- an employer that genuinely believes employee 'A' is guilty of age discrimination against employee 'B', and dismisses employee 'A' for that reason, cannot be said to be discriminating against employee 'A' on the grounds of his or her age
- an unjustified or unreasoned belief that an employee has ageist tendencies may render a dismissal unfair, but it does not justify an inference that the reason for the dismissal is the employee's age
- if an employee's dismissal for suspected ageism justified an inference of age discrimination by the employer, it might restrict an employer in dealing with a suspected discriminator for fear that they would be found to be discriminating
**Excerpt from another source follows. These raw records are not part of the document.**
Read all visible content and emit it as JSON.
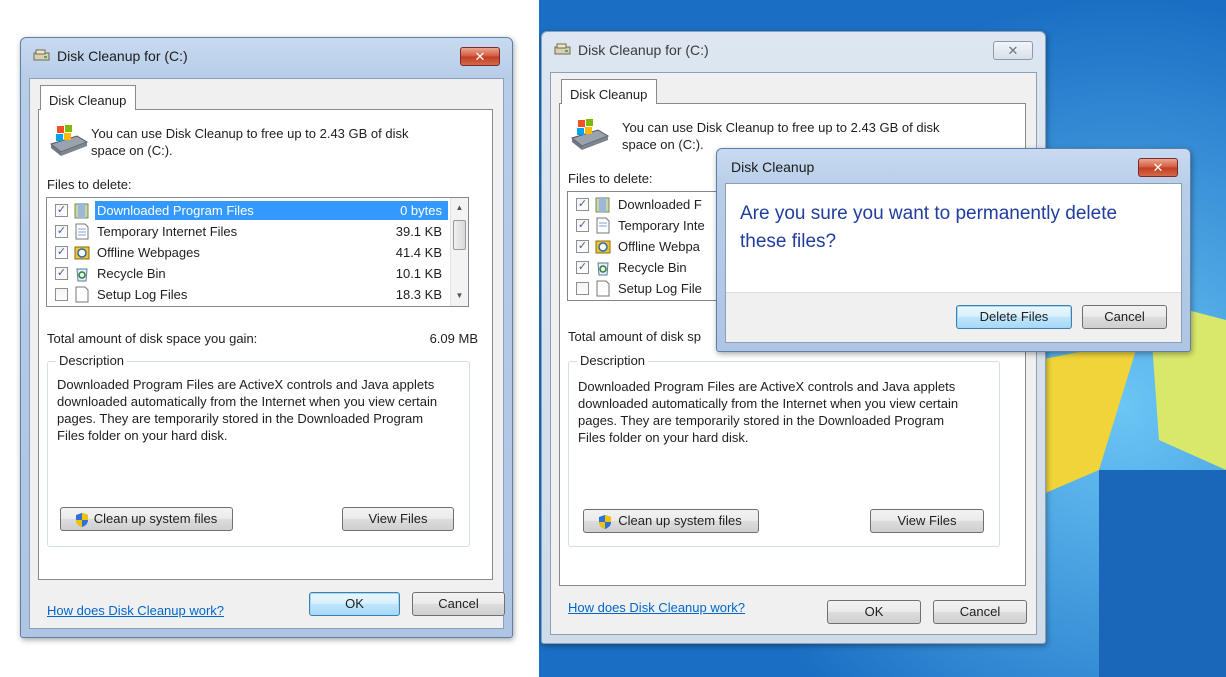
{
  "windows": [
    {
      "title": "Disk Cleanup for  (C:)",
      "tab": "Disk Cleanup",
      "intro": "You can use Disk Cleanup to free up to 2.43 GB of disk space on  (C:).",
      "intro_line1": "You can use Disk Cleanup to free up to 2.43 GB of disk",
      "intro_line2": "space on  (C:).",
      "files_label": "Files to delete:",
      "files": [
        {
          "label": "Downloaded Program Files",
          "size": "0 bytes",
          "checked": true,
          "selected": true,
          "icon": "folder-icon"
        },
        {
          "label": "Temporary Internet Files",
          "size": "39.1 KB",
          "checked": true,
          "selected": false,
          "icon": "document-icon"
        },
        {
          "label": "Offline Webpages",
          "size": "41.4 KB",
          "checked": true,
          "selected": false,
          "icon": "offline-sync-icon"
        },
        {
          "label": "Recycle Bin",
          "size": "10.1 KB",
          "checked": true,
          "selected": false,
          "icon": "recycle-bin-icon"
        },
        {
          "label": "Setup Log Files",
          "size": "18.3 KB",
          "checked": false,
          "selected": false,
          "icon": "document-icon"
        }
      ],
      "total_label": "Total amount of disk space you gain:",
      "total_value": "6.09 MB",
      "description_title": "Description",
      "description_lines": [
        "Downloaded Program Files are ActiveX controls and Java applets",
        "downloaded automatically from the Internet when you view certain",
        "pages. They are temporarily stored in the Downloaded Program",
        "Files folder on your hard disk."
      ],
      "cleanup_button": "Clean up system files",
      "view_button": "View Files",
      "help_link": "How does Disk Cleanup work?",
      "ok_button": "OK",
      "cancel_button": "Cancel",
      "close_glyph": "✕"
    },
    {
      "title": "Disk Cleanup for  (C:)",
      "tab": "Disk Cleanup",
      "intro_line1": "You can use Disk Cleanup to free up to 2.43 GB of disk",
      "intro_line2": "space on  (C:).",
      "files_label": "Files to delete:",
      "files": [
        {
          "label": "Downloaded F",
          "checked": true,
          "icon": "folder-icon"
        },
        {
          "label": "Temporary Inte",
          "checked": true,
          "icon": "document-icon"
        },
        {
          "label": "Offline Webpa",
          "checked": true,
          "icon": "offline-sync-icon"
        },
        {
          "label": "Recycle Bin",
          "checked": true,
          "icon": "recycle-bin-icon"
        },
        {
          "label": "Setup Log File",
          "checked": false,
          "icon": "document-icon"
        }
      ],
      "total_label": "Total amount of disk sp",
      "description_title": "Description",
      "description_lines": [
        "Downloaded Program Files are ActiveX controls and Java applets",
        "downloaded automatically from the Internet when you view certain",
        "pages. They are temporarily stored in the Downloaded Program",
        "Files folder on your hard disk."
      ],
      "cleanup_button": "Clean up system files",
      "view_button": "View Files",
      "help_link": "How does Disk Cleanup work?",
      "ok_button": "OK",
      "cancel_button": "Cancel",
      "close_glyph": "✕"
    }
  ],
  "confirm": {
    "title": "Disk Cleanup",
    "message_line1": "Are you sure you want to permanently delete",
    "message_line2": "these files?",
    "delete_button": "Delete Files",
    "cancel_button": "Cancel",
    "close_glyph": "✕"
  },
  "checkmark": "✓",
  "colors": {
    "selection": "#3399ff",
    "link": "#0066cc",
    "message": "#1f3d9e",
    "desktop": "#1f7fd0"
  }
}
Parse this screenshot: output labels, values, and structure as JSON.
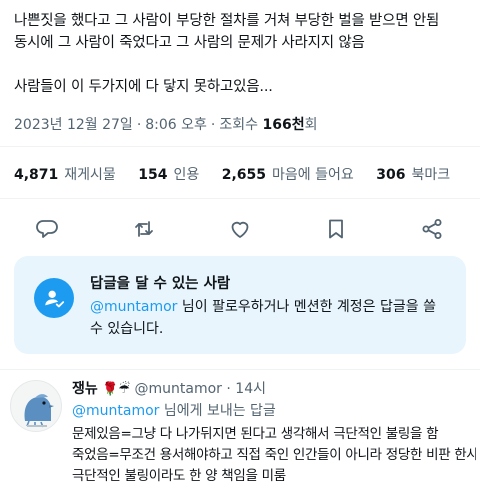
{
  "tweet": {
    "lines": [
      "나쁜짓을 했다고 그 사람이 부당한 절차를 거쳐 부당한 벌을 받으면 안됨",
      "동시에 그 사람이 죽었다고 그 사람의 문제가 사라지지 않음",
      "",
      "사람들이 이 두가지에 다 닿지 못하고있음..."
    ],
    "date": "2023년 12월 27일",
    "time": "8:06 오후",
    "views_label": "조회수",
    "views": "166천",
    "views_suffix": "회"
  },
  "stats": [
    {
      "num": "4,871",
      "label": "재게시물"
    },
    {
      "num": "154",
      "label": "인용"
    },
    {
      "num": "2,655",
      "label": "마음에 들어요"
    },
    {
      "num": "306",
      "label": "북마크"
    }
  ],
  "actions": [
    "reply-icon",
    "repost-icon",
    "like-icon",
    "bookmark-icon",
    "share-icon"
  ],
  "who_can_reply": {
    "title": "답글을 달 수 있는 사람",
    "mention": "@muntamor",
    "text": " 님이 팔로우하거나 멘션한 계정은 답글을 쓸 수 있습니다."
  },
  "reply": {
    "name": "쟁뉴",
    "emoji": "🌹☔",
    "handle": "@muntamor",
    "time": "14시",
    "replying_to": "@muntamor",
    "replying_suffix": " 님에게 보내는 답글",
    "lines": [
      "문제있음=그냥 다 나가뒤지면 된다고 생각해서 극단적인 불링을 함",
      "죽었음=무조건 용서해야하고 직접 죽인 인간들이 아니라 정당한 비판 한사람들한테",
      "극단적인 불링이라도 한 양 책임을 미룸"
    ]
  },
  "colors": {
    "accent": "#1d9bf0",
    "secondary_text": "#536471",
    "card_bg": "#e8f5fd"
  }
}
- reference to an employee being 'too old to change' could, in an appropriate case, provide some basis for inferring age discrimination.
[Thanks to Sian Reeves, pupil barrister at 1 Temple Gardens, for summarising this case]